“The Olympics is one of the biggest dreams of mine and I haven’t been able to participate in one — this might be the last chance I get,” said Hedman, who was left off Sweden’s 2014 Olympic roster. “When you get an opportunity to represent your country on the biggest stage, it is one of those things that you’ll probably never forget. So yeah for me it is obviously something that I’ve been dreaming about my whole life and something I want to do before I hang up my skates.”
In anticipation of a deal being reached, the NHL already scheduled a three-week break to take into account the Olympic tournament opening on Feb. 9. The league will still hold its All-Star weekend in Las Vegas before players fly to China on Feb. 6.
“It levels the playing field,” said Hall of Fame defenceman Chris Pronger, who made his Olympic debut in 1998 and won gold with Canada in 2010. “It allows more countries to compete at a higher level. It showcases the sport.”
NHL players at the Olympics became commonplace, with the IOC agreeing to pay travel and insurance costs and owners willing to pause the season for players to take part in the tournament. An entire generation of players grew up knowing of the Olympics being a showcase for NHL stars.
“You have a dream of representing your country,” said U.S. defenceman Ryan McDonagh of the Lightning. “The Olympic Games are such a unique experience, and I think they do wonders for the sport of hockey.”
The IOC under President Thomas Bach would not pay assorted costs in 2018, leading the NHL to turn away from the Olympics and league officials expressing their concerns about interrupting the season. Fasel said officials worked off the 2014 agreement and then made tweaks because of the pandemic.
Players ultimately decided it was worth handling any virus restrictions in Beijing, which could go above and beyond the quarantined bubbles of the 2020 playoffs.
“I don’t think there’ll be anything there that we haven’t seen before,” Canada coach Jon Cooper said. “I do take comfort in the fact that we’ve been through all these different situations.”
Should the NHL opt out for COVID-19 reasons, Fasel said the Olympic tournament would proceed with participating countries sending a team made up of non-NHL players.

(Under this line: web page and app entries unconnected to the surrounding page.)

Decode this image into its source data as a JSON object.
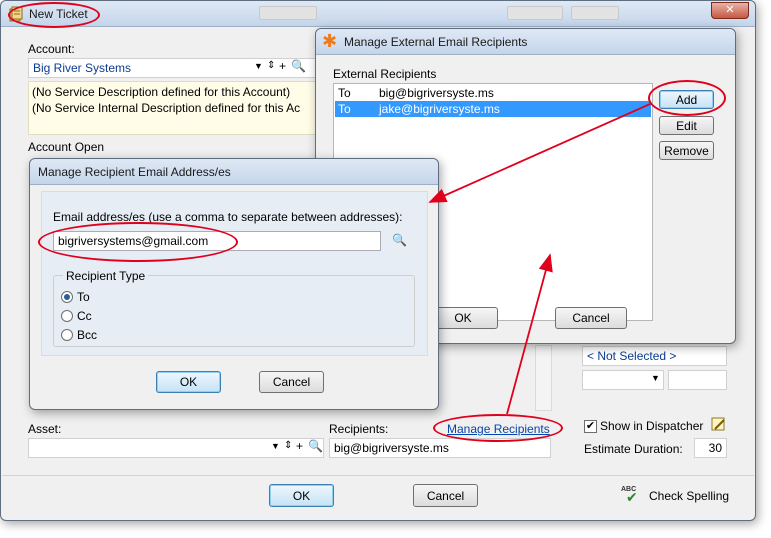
{
  "new_ticket": {
    "title": "New Ticket",
    "account_label": "Account:",
    "account_value": "Big River Systems",
    "service_desc_1": "(No Service Description defined for this Account)",
    "service_desc_2": "(No Service Internal Description defined for this Ac",
    "account_open_label": "Account Open",
    "asset_label": "Asset:",
    "recipients_label": "Recipients:",
    "recipients_value": "big@bigriversyste.ms",
    "manage_recipients_link": "Manage Recipients",
    "ok_label": "OK",
    "cancel_label": "Cancel",
    "check_spelling_label": "Check Spelling",
    "spell_badge": "ABC",
    "not_selected_value": "< Not Selected >",
    "show_in_dispatcher_label": "Show in Dispatcher",
    "show_in_dispatcher_checked": true,
    "estimate_duration_label": "Estimate Duration:",
    "estimate_duration_value": "30"
  },
  "external_dialog": {
    "title": "Manage External Email Recipients",
    "list_label": "External Recipients",
    "recipients": [
      {
        "type": "To",
        "email": "big@bigriversyste.ms",
        "selected": false
      },
      {
        "type": "To",
        "email": "jake@bigriversyste.ms",
        "selected": true
      }
    ],
    "add_label": "Add",
    "edit_label": "Edit",
    "remove_label": "Remove",
    "ok_label": "OK",
    "cancel_label": "Cancel"
  },
  "email_dialog": {
    "title": "Manage Recipient Email Address/es",
    "email_label": "Email address/es (use a comma to separate between addresses):",
    "email_value": "bigriversystems@gmail.com",
    "recipient_type_label": "Recipient Type",
    "options": [
      "To",
      "Cc",
      "Bcc"
    ],
    "selected_option": "To",
    "ok_label": "OK",
    "cancel_label": "Cancel"
  },
  "annotation_color": "#e0001b"
}
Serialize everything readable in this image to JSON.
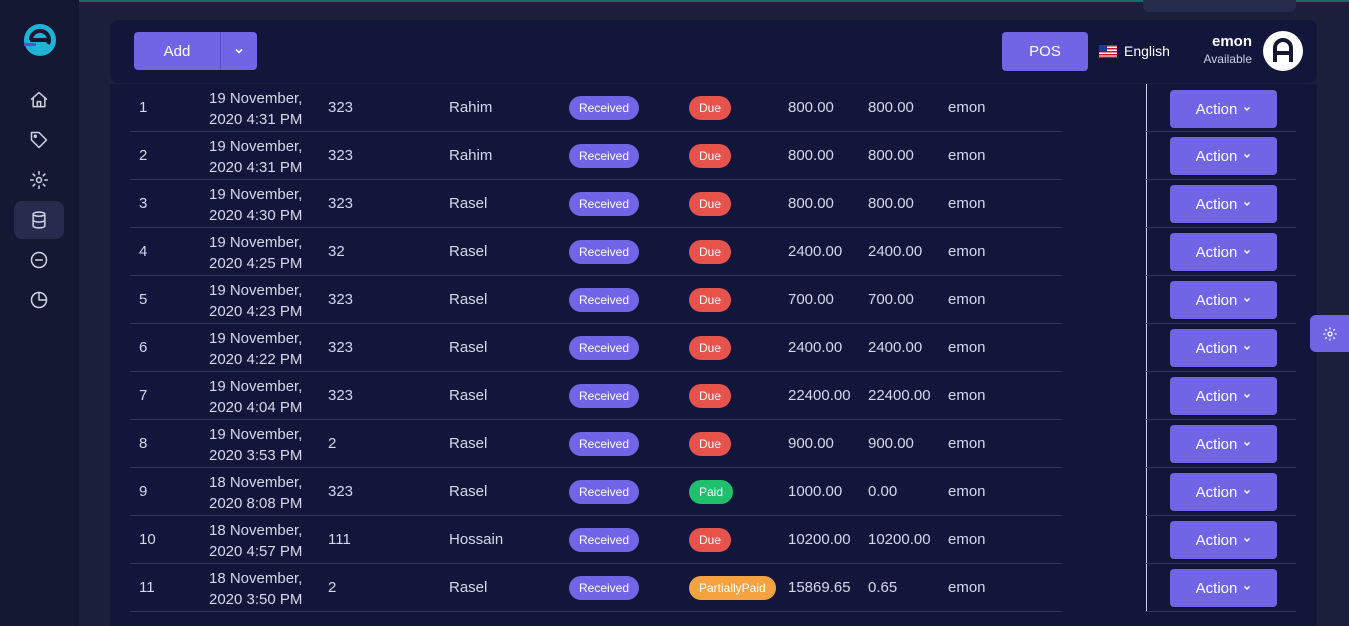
{
  "colors": {
    "accent": "#7165e6",
    "due": "#e5534b",
    "paid": "#1fbf6b",
    "partial": "#f5a341",
    "bg": "#1b1f3b",
    "panel": "#12163a"
  },
  "sidebar": {
    "items": [
      {
        "icon": "home-icon"
      },
      {
        "icon": "tag-icon"
      },
      {
        "icon": "gear-icon"
      },
      {
        "icon": "database-icon",
        "active": true
      },
      {
        "icon": "minus-circle-icon"
      },
      {
        "icon": "pie-chart-icon"
      }
    ]
  },
  "toolbar": {
    "add_label": "Add",
    "pos_label": "POS"
  },
  "language": {
    "label": "English"
  },
  "user": {
    "name": "emon",
    "status": "Available"
  },
  "table": {
    "action_label": "Action",
    "rows": [
      {
        "no": "1",
        "date": [
          "19 November,",
          "2020 4:31 PM"
        ],
        "ref": "323",
        "customer": "Rahim",
        "status": "Received",
        "payment": "Due",
        "payment_color": "#e5534b",
        "total": "800.00",
        "due": "800.00",
        "user": "emon"
      },
      {
        "no": "2",
        "date": [
          "19 November,",
          "2020 4:31 PM"
        ],
        "ref": "323",
        "customer": "Rahim",
        "status": "Received",
        "payment": "Due",
        "payment_color": "#e5534b",
        "total": "800.00",
        "due": "800.00",
        "user": "emon"
      },
      {
        "no": "3",
        "date": [
          "19 November,",
          "2020 4:30 PM"
        ],
        "ref": "323",
        "customer": "Rasel",
        "status": "Received",
        "payment": "Due",
        "payment_color": "#e5534b",
        "total": "800.00",
        "due": "800.00",
        "user": "emon"
      },
      {
        "no": "4",
        "date": [
          "19 November,",
          "2020 4:25 PM"
        ],
        "ref": "32",
        "customer": "Rasel",
        "status": "Received",
        "payment": "Due",
        "payment_color": "#e5534b",
        "total": "2400.00",
        "due": "2400.00",
        "user": "emon"
      },
      {
        "no": "5",
        "date": [
          "19 November,",
          "2020 4:23 PM"
        ],
        "ref": "323",
        "customer": "Rasel",
        "status": "Received",
        "payment": "Due",
        "payment_color": "#e5534b",
        "total": "700.00",
        "due": "700.00",
        "user": "emon"
      },
      {
        "no": "6",
        "date": [
          "19 November,",
          "2020 4:22 PM"
        ],
        "ref": "323",
        "customer": "Rasel",
        "status": "Received",
        "payment": "Due",
        "payment_color": "#e5534b",
        "total": "2400.00",
        "due": "2400.00",
        "user": "emon"
      },
      {
        "no": "7",
        "date": [
          "19 November,",
          "2020 4:04 PM"
        ],
        "ref": "323",
        "customer": "Rasel",
        "status": "Received",
        "payment": "Due",
        "payment_color": "#e5534b",
        "total": "22400.00",
        "due": "22400.00",
        "user": "emon"
      },
      {
        "no": "8",
        "date": [
          "19 November,",
          "2020 3:53 PM"
        ],
        "ref": "2",
        "customer": "Rasel",
        "status": "Received",
        "payment": "Due",
        "payment_color": "#e5534b",
        "total": "900.00",
        "due": "900.00",
        "user": "emon"
      },
      {
        "no": "9",
        "date": [
          "18 November,",
          "2020 8:08 PM"
        ],
        "ref": "323",
        "customer": "Rasel",
        "status": "Received",
        "payment": "Paid",
        "payment_color": "#1fbf6b",
        "total": "1000.00",
        "due": "0.00",
        "user": "emon"
      },
      {
        "no": "10",
        "date": [
          "18 November,",
          "2020 4:57 PM"
        ],
        "ref": "111",
        "customer": "Hossain",
        "status": "Received",
        "payment": "Due",
        "payment_color": "#e5534b",
        "total": "10200.00",
        "due": "10200.00",
        "user": "emon"
      },
      {
        "no": "11",
        "date": [
          "18 November,",
          "2020 3:50 PM"
        ],
        "ref": "2",
        "customer": "Rasel",
        "status": "Received",
        "payment": "PartiallyPaid",
        "payment_color": "#f5a341",
        "total": "15869.65",
        "due": "0.65",
        "user": "emon"
      }
    ]
  }
}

Such a scenario would potentially handcuff the United States and Canada, based on a limited pool of players to draw from because the tournament would interfere with the Canadian junior and U.S. college seasons.
With the deal in place, USA Hockey filled out Sullivan’s staff of assistants, which will be made up of Nashville Predators coach John Hynes, former New York Rangers coach David Quinn, Penguins assistant Todd Reirden and former NHL goalie Ryan Miller, who retired last season after an 18-year career.